• Open Access

Oxidative stress and aging: beyond correlation


Simon Melov, Buck Institute for Age Research, 8001 Redwood Blvd, Novato, CA 94945, USA. Tel.: 415 209 2068; fax: 415 209 2232; e-mail: smelov@buckinstitute.org

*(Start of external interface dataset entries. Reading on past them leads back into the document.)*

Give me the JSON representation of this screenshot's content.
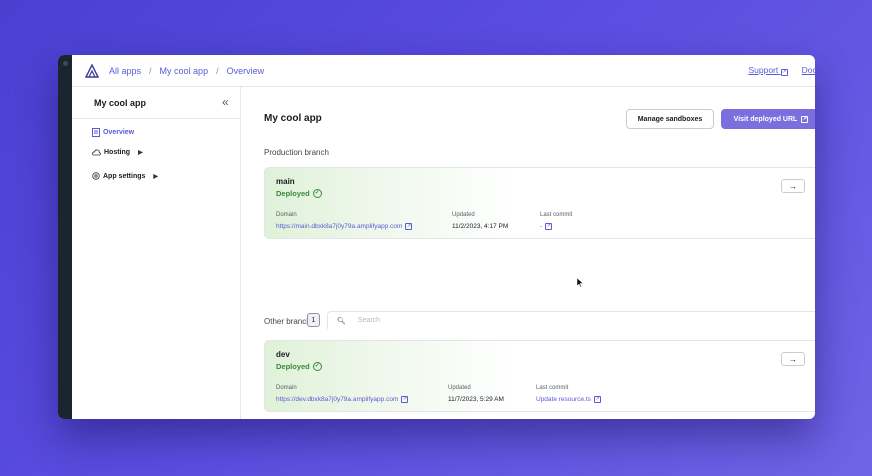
{
  "breadcrumb": [
    "All apps",
    "My cool app",
    "Overview"
  ],
  "top_links": [
    "Support",
    "Docs"
  ],
  "sidebar": {
    "title": "My cool app",
    "items": [
      {
        "label": "Overview",
        "icon": "document-icon"
      },
      {
        "label": "Hosting",
        "icon": "cloud-icon"
      },
      {
        "label": "App settings",
        "icon": "gear-icon"
      }
    ]
  },
  "page_title": "My cool app",
  "buttons": {
    "manage": "Manage sandboxes",
    "visit": "Visit deployed URL"
  },
  "production": {
    "label": "Production branch",
    "branch": "main",
    "status": "Deployed",
    "domain_label": "Domain",
    "domain": "https://main.dbxk8a7j0y79a.amplifyapp.com",
    "updated_label": "Updated",
    "updated": "11/2/2023, 4:17 PM",
    "commit_label": "Last commit",
    "commit": "-"
  },
  "other": {
    "label": "Other branches",
    "count": "1",
    "search_placeholder": "Search",
    "branch": "dev",
    "status": "Deployed",
    "domain_label": "Domain",
    "domain": "https://dev.dbxk8a7j0y79a.amplifyapp.com",
    "updated_label": "Updated",
    "updated": "11/7/2023, 5:29 AM",
    "commit_label": "Last commit",
    "commit": "Update resource.ts"
  },
  "colors": {
    "accent": "#5b5bd6",
    "primary_button": "#7b6fe0",
    "deployed": "#3a8a3a"
  }
}
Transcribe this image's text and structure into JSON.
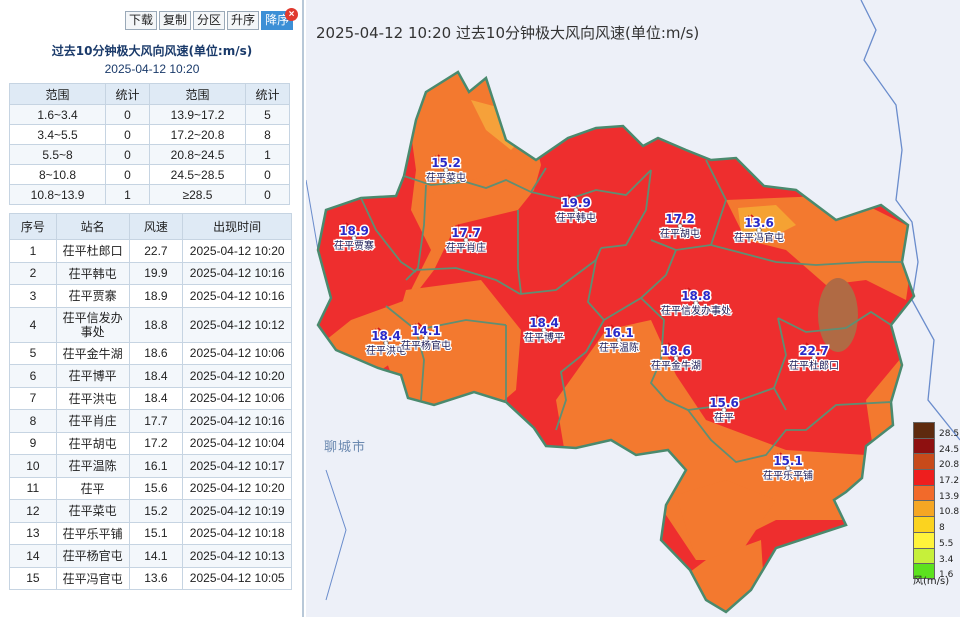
{
  "toolbar": {
    "download": "下载",
    "copy": "复制",
    "partition": "分区",
    "asc": "升序",
    "desc": "降序",
    "close_icon": "close-icon"
  },
  "panel": {
    "title": "过去10分钟极大风向风速(单位:m/s)",
    "time": "2025-04-12 10:20"
  },
  "stats": {
    "headers": [
      "范围",
      "统计",
      "范围",
      "统计"
    ],
    "rows": [
      [
        "1.6~3.4",
        "0",
        "13.9~17.2",
        "5"
      ],
      [
        "3.4~5.5",
        "0",
        "17.2~20.8",
        "8"
      ],
      [
        "5.5~8",
        "0",
        "20.8~24.5",
        "1"
      ],
      [
        "8~10.8",
        "0",
        "24.5~28.5",
        "0"
      ],
      [
        "10.8~13.9",
        "1",
        "≥28.5",
        "0"
      ]
    ]
  },
  "stations": {
    "headers": [
      "序号",
      "站名",
      "风速",
      "出现时间"
    ],
    "rows": [
      [
        "1",
        "茌平杜郎口",
        "22.7",
        "2025-04-12 10:20"
      ],
      [
        "2",
        "茌平韩屯",
        "19.9",
        "2025-04-12 10:16"
      ],
      [
        "3",
        "茌平贾寨",
        "18.9",
        "2025-04-12 10:16"
      ],
      [
        "4",
        "茌平信发办事处",
        "18.8",
        "2025-04-12 10:12"
      ],
      [
        "5",
        "茌平金牛湖",
        "18.6",
        "2025-04-12 10:06"
      ],
      [
        "6",
        "茌平博平",
        "18.4",
        "2025-04-12 10:20"
      ],
      [
        "7",
        "茌平洪屯",
        "18.4",
        "2025-04-12 10:06"
      ],
      [
        "8",
        "茌平肖庄",
        "17.7",
        "2025-04-12 10:16"
      ],
      [
        "9",
        "茌平胡屯",
        "17.2",
        "2025-04-12 10:04"
      ],
      [
        "10",
        "茌平温陈",
        "16.1",
        "2025-04-12 10:17"
      ],
      [
        "11",
        "茌平",
        "15.6",
        "2025-04-12 10:20"
      ],
      [
        "12",
        "茌平菜屯",
        "15.2",
        "2025-04-12 10:19"
      ],
      [
        "13",
        "茌平乐平铺",
        "15.1",
        "2025-04-12 10:18"
      ],
      [
        "14",
        "茌平杨官屯",
        "14.1",
        "2025-04-12 10:13"
      ],
      [
        "15",
        "茌平冯官屯",
        "13.6",
        "2025-04-12 10:05"
      ]
    ]
  },
  "map": {
    "title": "2025-04-12 10:20 过去10分钟极大风向风速(单位:m/s)",
    "city_label": "聊城市",
    "markers": [
      {
        "value": "15.2",
        "name": "茌平菜屯"
      },
      {
        "value": "18.9",
        "name": "茌平贾寨"
      },
      {
        "value": "17.7",
        "name": "茌平肖庄"
      },
      {
        "value": "19.9",
        "name": "茌平韩屯"
      },
      {
        "value": "17.2",
        "name": "茌平胡屯"
      },
      {
        "value": "13.6",
        "name": "茌平冯官屯"
      },
      {
        "value": "18.8",
        "name": "茌平信发办事处"
      },
      {
        "value": "18.4",
        "name": "茌平洪屯"
      },
      {
        "value": "14.1",
        "name": "茌平杨官屯"
      },
      {
        "value": "18.4",
        "name": "茌平博平"
      },
      {
        "value": "16.1",
        "name": "茌平温陈"
      },
      {
        "value": "18.6",
        "name": "茌平金牛湖"
      },
      {
        "value": "22.7",
        "name": "茌平杜郎口"
      },
      {
        "value": "15.6",
        "name": "茌平"
      },
      {
        "value": "15.1",
        "name": "茌平乐平铺"
      }
    ]
  },
  "legend": {
    "unit": "风(m/s)",
    "levels": [
      {
        "label": "28.5",
        "color": "#5e2a0e"
      },
      {
        "label": "24.5",
        "color": "#8e1010"
      },
      {
        "label": "20.8",
        "color": "#c84a1a"
      },
      {
        "label": "17.2",
        "color": "#ee1e1e"
      },
      {
        "label": "13.9",
        "color": "#f26a2a"
      },
      {
        "label": "10.8",
        "color": "#f5a623"
      },
      {
        "label": "8",
        "color": "#fbd31f"
      },
      {
        "label": "5.5",
        "color": "#fff33b"
      },
      {
        "label": "3.4",
        "color": "#c6f03a"
      },
      {
        "label": "1.6",
        "color": "#5ce21e"
      }
    ]
  },
  "colors": {
    "zone_red": "#ee2e2e",
    "zone_orange": "#f3792f",
    "zone_light_orange": "#f6a13a",
    "zone_dark": "#b06a44",
    "border": "#4a8a6e",
    "river": "#6a8ccc",
    "background": "#edf0f8"
  }
}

The oxidative stress theory of aging has become increasingly accepted as playing a role in the aging process, based primarily on a substantial accumulation of circumstantial evidence. In recent years, the hypothesis that mitochondrially generated reactive oxygen species play a role in organismal aging has been directly tested in both invertebrate and mammalian model systems. Initial results imply that oxidative damage, specifically the level of superoxide, does play a role in limiting the lifespans of invertebrates such as Drosophila melanogaster and Caenorhabditis elegans. In mammalian model systems, the effect of oxidative stress on lifespan is less clear, but there is evidence that antioxidant treatment protects against age-related dysfunction, including cognitive decline.